The Management Board of the European Medicines Agency (EMA) has postponed formal adoption of the policy on publication of clinical trial data to its October 2, 2014 meeting. Further clarifications on wording and practical arrangements will be discussed by board members, who have confirmed their general support to the overall aims and objectives of the policy, including the more user-friendly amendments proposed by EMA Executive Director Guido Rasi that would allow data to be downloaded, saved, or printed for academic and non-commercial research purposes.
Further to the agreement reached with the European Commission in accordance with Article 80 of Regulation (EC) No 726/2004, the board was not able to conclude on the final wording of the policy through a written procedure. Members of the board have offered additional valuable contributions which will now be considered and addressed in the next few weeks, with a view to reaching final agreement at the next Management Board meeting in October.

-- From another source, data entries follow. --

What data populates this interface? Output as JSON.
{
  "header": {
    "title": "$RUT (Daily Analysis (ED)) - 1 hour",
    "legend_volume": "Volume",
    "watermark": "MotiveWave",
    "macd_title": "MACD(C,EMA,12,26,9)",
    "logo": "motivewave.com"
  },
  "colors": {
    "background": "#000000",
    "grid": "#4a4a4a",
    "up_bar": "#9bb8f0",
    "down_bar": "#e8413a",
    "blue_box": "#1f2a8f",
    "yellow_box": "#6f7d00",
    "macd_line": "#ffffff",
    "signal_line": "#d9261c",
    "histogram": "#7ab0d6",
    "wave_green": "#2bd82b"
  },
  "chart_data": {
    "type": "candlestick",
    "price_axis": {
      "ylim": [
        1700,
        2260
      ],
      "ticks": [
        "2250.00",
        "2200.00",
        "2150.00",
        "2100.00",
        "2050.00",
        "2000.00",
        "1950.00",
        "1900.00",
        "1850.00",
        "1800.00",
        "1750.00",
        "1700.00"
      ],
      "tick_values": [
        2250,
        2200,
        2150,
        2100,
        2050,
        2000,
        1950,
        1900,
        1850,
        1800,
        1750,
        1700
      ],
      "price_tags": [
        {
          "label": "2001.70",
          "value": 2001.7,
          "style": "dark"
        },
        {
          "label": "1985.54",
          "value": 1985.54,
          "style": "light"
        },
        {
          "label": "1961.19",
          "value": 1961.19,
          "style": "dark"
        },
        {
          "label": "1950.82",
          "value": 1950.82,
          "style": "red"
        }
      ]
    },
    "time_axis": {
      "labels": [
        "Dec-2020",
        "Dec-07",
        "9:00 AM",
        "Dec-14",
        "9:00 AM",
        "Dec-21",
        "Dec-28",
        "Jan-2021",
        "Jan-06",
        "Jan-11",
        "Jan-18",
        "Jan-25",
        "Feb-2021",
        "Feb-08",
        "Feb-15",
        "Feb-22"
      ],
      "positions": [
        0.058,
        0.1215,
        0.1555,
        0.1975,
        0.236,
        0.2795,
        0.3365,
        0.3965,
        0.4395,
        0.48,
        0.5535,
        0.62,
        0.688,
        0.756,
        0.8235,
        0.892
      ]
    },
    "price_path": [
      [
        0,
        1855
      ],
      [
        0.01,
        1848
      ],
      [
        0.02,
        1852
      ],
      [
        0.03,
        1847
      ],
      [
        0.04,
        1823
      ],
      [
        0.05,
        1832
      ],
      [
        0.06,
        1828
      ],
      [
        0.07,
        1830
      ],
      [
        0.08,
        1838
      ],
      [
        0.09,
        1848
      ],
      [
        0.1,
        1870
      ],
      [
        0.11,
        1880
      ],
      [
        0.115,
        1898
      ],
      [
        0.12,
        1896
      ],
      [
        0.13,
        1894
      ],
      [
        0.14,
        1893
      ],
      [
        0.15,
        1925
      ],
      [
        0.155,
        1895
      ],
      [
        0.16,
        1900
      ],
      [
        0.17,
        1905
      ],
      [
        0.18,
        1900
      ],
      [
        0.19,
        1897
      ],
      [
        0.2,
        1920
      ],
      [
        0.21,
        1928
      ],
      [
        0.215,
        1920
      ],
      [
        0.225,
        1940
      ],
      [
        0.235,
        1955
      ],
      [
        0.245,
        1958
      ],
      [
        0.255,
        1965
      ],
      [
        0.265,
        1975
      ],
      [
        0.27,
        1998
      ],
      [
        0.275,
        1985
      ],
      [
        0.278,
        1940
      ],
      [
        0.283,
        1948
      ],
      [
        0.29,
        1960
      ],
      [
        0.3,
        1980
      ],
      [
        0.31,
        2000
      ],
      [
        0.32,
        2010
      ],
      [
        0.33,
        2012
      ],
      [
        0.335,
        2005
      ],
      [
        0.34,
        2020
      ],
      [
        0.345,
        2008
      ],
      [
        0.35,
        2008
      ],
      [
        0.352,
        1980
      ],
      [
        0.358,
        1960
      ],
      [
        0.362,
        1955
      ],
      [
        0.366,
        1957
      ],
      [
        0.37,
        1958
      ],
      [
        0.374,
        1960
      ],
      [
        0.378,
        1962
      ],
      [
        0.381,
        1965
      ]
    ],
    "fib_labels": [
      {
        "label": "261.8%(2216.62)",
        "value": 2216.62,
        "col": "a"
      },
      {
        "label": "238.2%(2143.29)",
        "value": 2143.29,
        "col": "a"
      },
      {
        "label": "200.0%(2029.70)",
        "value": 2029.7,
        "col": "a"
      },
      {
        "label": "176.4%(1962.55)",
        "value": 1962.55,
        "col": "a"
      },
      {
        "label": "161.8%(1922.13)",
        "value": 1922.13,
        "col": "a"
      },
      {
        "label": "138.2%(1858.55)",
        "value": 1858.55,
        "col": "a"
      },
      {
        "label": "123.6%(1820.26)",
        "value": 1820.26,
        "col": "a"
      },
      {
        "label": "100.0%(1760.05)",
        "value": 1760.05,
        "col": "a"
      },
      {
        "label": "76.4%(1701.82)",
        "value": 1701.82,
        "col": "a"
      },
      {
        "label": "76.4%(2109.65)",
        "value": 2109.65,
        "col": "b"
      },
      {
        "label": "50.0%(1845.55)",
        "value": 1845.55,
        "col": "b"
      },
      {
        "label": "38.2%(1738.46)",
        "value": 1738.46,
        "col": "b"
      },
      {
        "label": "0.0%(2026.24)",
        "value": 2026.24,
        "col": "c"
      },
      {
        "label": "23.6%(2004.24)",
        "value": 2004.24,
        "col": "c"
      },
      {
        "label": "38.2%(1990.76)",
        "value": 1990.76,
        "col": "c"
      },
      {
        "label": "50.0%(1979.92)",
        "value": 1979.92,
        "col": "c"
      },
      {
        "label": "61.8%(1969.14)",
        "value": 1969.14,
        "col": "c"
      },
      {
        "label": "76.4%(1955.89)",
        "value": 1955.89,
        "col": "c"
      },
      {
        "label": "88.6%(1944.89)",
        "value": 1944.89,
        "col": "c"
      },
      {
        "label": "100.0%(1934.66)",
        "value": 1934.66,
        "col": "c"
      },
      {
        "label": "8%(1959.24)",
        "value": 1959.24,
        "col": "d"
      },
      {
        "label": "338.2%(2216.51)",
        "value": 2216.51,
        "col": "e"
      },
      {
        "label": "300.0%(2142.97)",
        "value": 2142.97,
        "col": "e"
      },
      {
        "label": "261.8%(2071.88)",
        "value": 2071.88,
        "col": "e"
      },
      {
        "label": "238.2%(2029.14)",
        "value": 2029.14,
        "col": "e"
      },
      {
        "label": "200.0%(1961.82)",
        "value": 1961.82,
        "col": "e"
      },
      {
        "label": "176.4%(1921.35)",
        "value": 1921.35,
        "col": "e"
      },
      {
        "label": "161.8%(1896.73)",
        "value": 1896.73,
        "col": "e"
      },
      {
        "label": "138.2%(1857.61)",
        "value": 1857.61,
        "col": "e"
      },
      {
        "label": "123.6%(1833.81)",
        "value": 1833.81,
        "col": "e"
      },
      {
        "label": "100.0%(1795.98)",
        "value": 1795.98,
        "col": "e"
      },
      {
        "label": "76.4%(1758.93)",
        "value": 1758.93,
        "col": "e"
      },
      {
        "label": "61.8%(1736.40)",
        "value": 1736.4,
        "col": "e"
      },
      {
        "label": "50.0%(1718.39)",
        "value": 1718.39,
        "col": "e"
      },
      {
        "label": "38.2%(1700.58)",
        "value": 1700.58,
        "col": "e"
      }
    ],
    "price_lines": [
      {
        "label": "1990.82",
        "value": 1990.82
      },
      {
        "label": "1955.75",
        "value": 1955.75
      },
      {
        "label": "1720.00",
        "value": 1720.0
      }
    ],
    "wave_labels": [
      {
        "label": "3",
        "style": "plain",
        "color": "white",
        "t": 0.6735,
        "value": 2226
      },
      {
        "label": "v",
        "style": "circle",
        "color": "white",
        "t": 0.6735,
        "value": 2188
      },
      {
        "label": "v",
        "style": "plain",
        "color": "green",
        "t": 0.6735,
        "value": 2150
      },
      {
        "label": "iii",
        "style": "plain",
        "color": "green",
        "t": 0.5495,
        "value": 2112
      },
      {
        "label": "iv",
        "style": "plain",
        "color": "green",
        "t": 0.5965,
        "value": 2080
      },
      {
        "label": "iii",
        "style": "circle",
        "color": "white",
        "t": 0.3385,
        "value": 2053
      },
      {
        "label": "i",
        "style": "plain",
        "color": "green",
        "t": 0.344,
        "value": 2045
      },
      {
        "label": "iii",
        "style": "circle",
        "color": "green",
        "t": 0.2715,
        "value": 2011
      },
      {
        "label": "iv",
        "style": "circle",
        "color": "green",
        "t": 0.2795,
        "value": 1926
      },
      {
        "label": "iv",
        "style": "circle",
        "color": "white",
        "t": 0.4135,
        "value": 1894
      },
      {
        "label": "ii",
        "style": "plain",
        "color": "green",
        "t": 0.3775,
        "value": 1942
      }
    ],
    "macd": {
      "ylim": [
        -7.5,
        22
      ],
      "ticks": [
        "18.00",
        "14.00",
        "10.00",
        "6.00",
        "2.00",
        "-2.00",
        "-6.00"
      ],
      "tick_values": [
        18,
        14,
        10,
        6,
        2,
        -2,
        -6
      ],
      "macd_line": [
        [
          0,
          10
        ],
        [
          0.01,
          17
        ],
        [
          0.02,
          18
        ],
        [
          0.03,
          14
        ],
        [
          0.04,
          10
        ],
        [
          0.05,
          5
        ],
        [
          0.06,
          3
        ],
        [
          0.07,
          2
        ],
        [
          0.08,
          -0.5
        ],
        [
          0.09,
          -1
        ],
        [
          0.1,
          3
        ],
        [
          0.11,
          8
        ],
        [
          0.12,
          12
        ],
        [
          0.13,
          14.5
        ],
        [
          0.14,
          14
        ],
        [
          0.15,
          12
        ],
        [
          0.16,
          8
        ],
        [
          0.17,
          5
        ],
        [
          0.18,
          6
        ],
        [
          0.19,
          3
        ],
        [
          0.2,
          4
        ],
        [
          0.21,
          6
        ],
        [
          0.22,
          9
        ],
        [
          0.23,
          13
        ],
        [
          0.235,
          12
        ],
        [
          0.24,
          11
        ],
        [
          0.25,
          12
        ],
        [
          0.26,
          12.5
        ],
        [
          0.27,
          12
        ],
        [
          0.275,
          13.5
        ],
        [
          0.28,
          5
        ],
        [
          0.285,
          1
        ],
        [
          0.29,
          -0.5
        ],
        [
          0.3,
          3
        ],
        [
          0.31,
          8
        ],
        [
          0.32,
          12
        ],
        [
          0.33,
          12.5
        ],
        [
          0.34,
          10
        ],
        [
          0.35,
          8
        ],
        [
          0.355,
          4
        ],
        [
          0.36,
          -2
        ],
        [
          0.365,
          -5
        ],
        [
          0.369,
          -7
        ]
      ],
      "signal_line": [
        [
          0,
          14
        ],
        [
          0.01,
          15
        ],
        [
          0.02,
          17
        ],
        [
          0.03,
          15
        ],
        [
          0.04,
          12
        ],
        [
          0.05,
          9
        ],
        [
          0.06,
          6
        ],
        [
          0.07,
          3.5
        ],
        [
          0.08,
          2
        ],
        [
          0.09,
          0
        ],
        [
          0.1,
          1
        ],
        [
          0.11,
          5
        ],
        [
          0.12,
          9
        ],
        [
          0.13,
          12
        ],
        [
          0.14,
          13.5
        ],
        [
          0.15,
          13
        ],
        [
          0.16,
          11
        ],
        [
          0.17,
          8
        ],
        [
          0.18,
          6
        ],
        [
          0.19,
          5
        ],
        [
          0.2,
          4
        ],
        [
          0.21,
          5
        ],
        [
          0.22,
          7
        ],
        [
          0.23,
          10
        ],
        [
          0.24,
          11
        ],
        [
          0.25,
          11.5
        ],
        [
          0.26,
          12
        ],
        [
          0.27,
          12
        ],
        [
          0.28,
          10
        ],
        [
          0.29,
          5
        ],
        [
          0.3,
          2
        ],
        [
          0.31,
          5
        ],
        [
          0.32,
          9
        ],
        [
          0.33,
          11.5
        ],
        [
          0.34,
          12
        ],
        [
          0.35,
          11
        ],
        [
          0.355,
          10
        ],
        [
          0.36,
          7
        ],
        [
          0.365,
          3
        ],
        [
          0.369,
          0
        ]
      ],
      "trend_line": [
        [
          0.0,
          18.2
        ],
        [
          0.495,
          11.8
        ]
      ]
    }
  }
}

In a statement, EMA said: "The Agency welcomes this additional round of joint reflections and respects all opinions, as well as the views expressed by several Member States, which largely reproduce the complexity of the debate on both political and technical aspects which have emerged during the previous general and more targeted consultation phases. In the last 12 months the Agency has attempted to strike a balance between proactive data disclosure, the absolute need to protect personal data, and the concerns relating to the protection of commercially confidential information."
EMA says it remains committed to introducing this additional measure toward transparency as soon as possible, so as to enhance citizens’ awareness and confidence in the EU authorization system for medicinal products. The agency has also underlined several times that the new policy, if approved, will be without prejudice to the provisions of Regulation (EC) No 1049/2001 on access to documents and the new clinical trial Regulation (EC) No 536/2014, which will become applicable in 2016 at the earliest and, as also noted during the debate, will apply to clinical trials conducted in the European Union.
EMA said it is conscious that any delay prevents citizens, and in particular academics and non-commercial researchers, from receiving the benefits of proactive publication of clinical trial data for a further period. EMA said it will continue to work with the Management Board and the European Commission ahead of the October meeting to ensure that members receive the clarifications requested and to facilitate the adoption of the policy.